(Page and application data records)
════════════════════
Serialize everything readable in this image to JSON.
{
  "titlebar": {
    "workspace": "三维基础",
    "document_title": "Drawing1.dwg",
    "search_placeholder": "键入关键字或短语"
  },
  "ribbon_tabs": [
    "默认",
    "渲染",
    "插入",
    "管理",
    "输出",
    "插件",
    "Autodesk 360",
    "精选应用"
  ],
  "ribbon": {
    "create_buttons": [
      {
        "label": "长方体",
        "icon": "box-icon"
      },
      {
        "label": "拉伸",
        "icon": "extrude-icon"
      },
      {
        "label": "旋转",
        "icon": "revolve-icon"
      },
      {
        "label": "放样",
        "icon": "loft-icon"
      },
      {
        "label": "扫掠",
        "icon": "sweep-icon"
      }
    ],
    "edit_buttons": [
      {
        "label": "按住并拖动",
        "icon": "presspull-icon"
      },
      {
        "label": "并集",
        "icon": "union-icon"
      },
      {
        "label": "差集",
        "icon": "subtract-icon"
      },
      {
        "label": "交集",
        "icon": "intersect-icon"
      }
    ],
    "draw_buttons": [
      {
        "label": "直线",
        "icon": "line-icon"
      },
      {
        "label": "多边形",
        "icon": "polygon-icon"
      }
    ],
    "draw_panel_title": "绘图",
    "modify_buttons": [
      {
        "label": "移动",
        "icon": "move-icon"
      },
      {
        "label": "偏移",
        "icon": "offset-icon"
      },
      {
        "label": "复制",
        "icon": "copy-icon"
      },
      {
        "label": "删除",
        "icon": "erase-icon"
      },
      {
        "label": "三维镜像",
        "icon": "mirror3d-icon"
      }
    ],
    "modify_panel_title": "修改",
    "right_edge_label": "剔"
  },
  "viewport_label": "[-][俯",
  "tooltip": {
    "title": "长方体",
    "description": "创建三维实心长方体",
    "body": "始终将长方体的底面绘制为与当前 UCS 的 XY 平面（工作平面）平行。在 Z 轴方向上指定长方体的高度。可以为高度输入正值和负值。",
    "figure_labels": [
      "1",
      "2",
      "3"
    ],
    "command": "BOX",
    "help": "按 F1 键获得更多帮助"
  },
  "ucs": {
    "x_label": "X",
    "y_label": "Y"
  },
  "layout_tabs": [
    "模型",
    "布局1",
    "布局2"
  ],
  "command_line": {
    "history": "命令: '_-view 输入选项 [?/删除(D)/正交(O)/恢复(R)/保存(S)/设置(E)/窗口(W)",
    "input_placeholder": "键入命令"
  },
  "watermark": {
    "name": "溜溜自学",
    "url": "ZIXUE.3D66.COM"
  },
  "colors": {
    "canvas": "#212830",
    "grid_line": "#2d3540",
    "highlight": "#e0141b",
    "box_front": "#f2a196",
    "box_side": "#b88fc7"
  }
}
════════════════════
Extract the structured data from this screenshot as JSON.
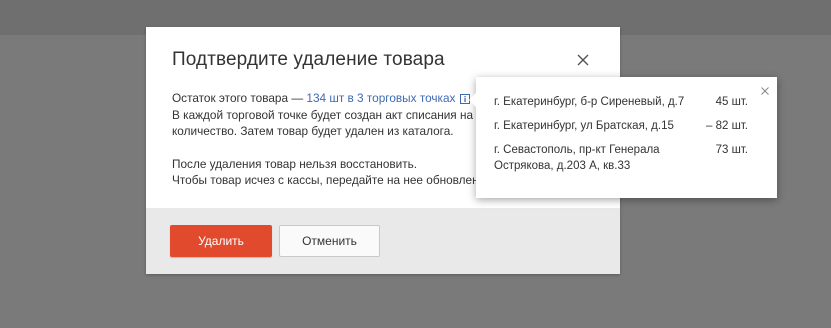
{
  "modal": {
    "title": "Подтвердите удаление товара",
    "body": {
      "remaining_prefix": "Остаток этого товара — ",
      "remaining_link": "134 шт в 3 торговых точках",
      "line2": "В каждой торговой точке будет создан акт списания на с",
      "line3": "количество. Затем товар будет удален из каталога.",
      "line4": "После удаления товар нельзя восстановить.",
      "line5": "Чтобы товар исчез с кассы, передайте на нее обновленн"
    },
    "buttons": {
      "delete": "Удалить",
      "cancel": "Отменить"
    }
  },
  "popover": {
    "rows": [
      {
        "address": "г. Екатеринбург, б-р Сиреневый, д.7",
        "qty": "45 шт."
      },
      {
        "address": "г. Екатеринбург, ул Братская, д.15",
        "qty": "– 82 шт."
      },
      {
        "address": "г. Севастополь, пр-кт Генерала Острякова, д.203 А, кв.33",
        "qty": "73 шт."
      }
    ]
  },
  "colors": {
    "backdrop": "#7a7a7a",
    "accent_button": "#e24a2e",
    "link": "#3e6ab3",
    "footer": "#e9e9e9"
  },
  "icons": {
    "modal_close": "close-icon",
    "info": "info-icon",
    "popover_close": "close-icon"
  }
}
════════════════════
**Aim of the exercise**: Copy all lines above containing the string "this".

**The answer**:
Serialize everything readable in this image to JSON.
Extract the structured data from this screenshot as JSON.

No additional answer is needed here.